Volume 2013 (2013), Article ID 764262, 6 pages
Research Article

Effects of Spirulina on Cyclophosphamide-Induced Ovarian Toxicity in Rats: Biochemical and Histomorphometric Evaluation of the Ovary

1Maltepe University School of Medicine, Department of Pathology, Maltepe, 34843 Istanbul, Turkey
2Maltepe University School of Medicine, Department of Urology, Maltepe, 34843 Istanbul, Turkey
3Maltepe University School of Medicine, Department of Obstetrics & Gynecology, Maltepe, 34843 Istanbul, Turkey
4Maltepe University School of Medicine, Department of Internal Medicine, Maltepe, 34843 Istanbul, Turkey
5Maltepe University School of Medicine, Department of General Surgery, Maltepe, 34843 Istanbul, Turkey
6Maltepe University School of Medicine, Department of Biochemistry, Maltepe, 34843 Istanbul, Turkey

Received 30 November 2012; Revised 22 March 2013; Accepted 10 April 2013

Academic Editor: Paul W. Doetsch

Copyright © 2013 Nese Arzu Yener et al. This is an open access article distributed under the Creative Commons Attribution License, which permits unrestricted use, distribution, and reproduction in any medium, provided the original work is properly cited.


Cyclophosphamide (Cyc) is known to cause ovotoxicity and infertility in women. Our aim is to investigate the possible ovotoxic effects of Cyc and possible antioxidant and protective effects of blue-green algae, Spirulina (Sp), in rat ovaries. Eighteen rats were given: group I ( , control); group II ( , CP), a single dose Cyc; group III ( , Sp+Cyc), 7 days Sp+single dose Cyc. Tissue malondialdehyde (MDA) levels, superoxide dismutase (SOD), and catalase (CAT) activities are assessed biochemically.

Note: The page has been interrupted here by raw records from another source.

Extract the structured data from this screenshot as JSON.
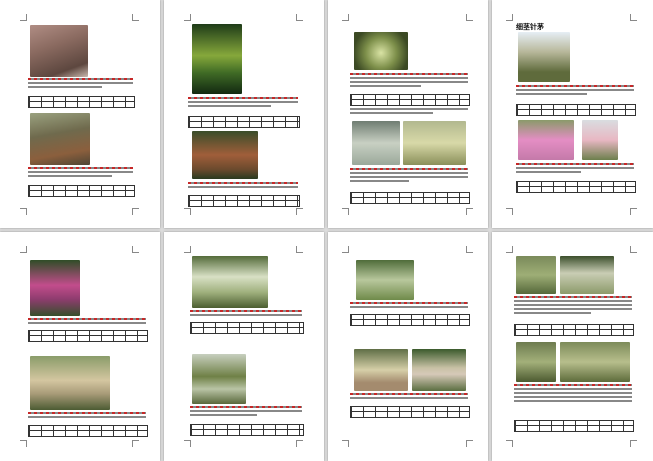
{
  "page6": {
    "heading": "细茎针茅"
  }
}
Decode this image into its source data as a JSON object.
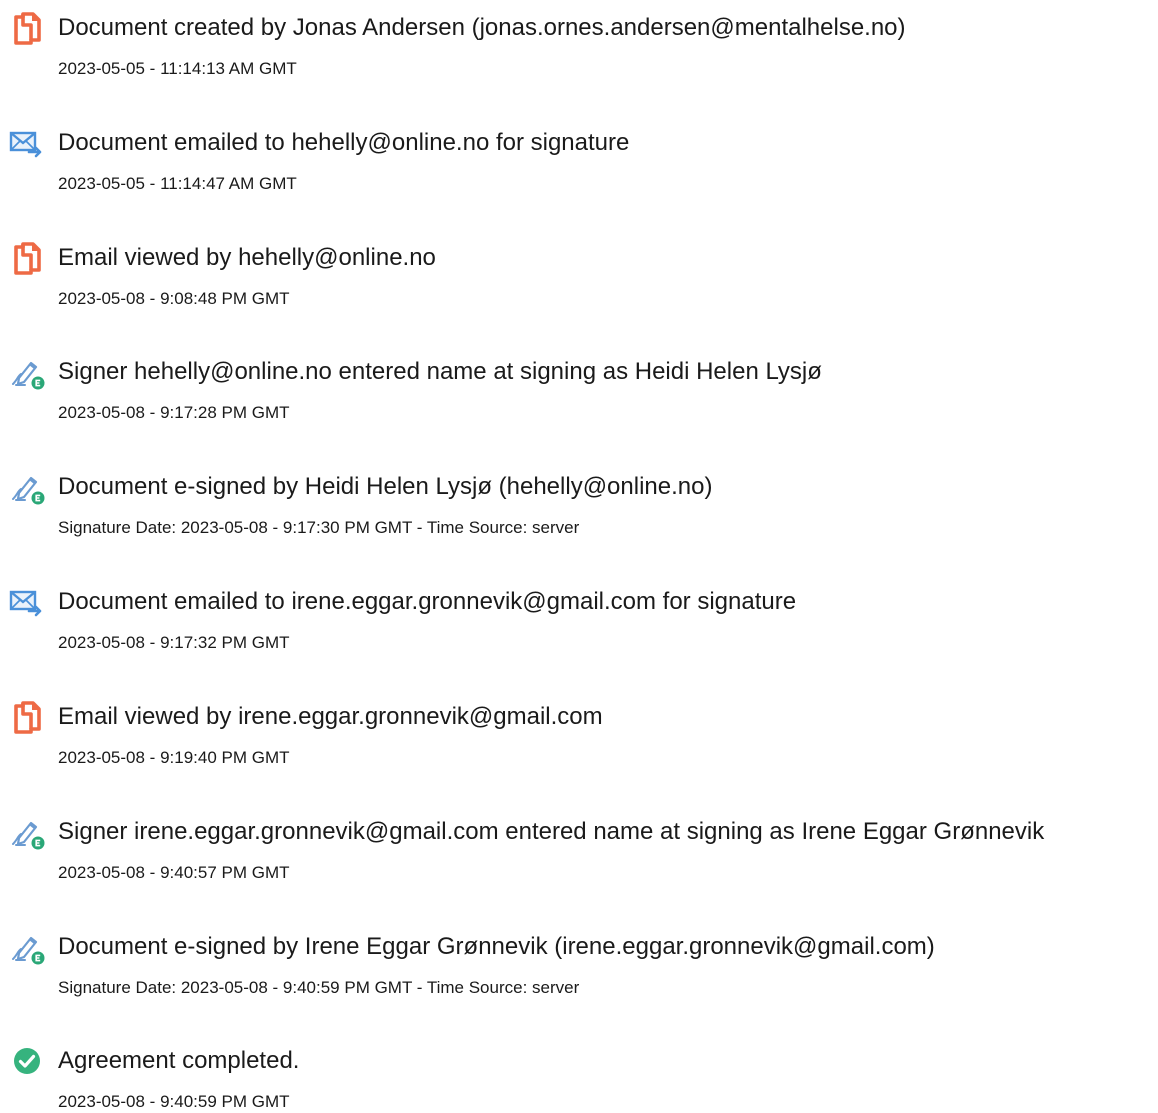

Normal and atretic primordial and primary follicle counts for all sections obtained for each ovary are calculated. Mean number of follicle counts for each group are compared. In Sp+Cyc group, tissue MDA levels were significantly lower than those in the CP and higher than those in the C group ( + ). Tissue SOD activity was significantly higher in Sp+Cyc group than that in the CP group and lower than that in the C group ( + ). No statistically significant difference was found between the ovarian CAT activities in any group. Histomorphometrically, there was also no significant difference between the mean numbers of normal and atretic small follicle counts. Our results suggest that single dose Cyc has adverse effects on oxidant status of the ovaries and Sp has protective effects in Cyc-induced ovotoxicity.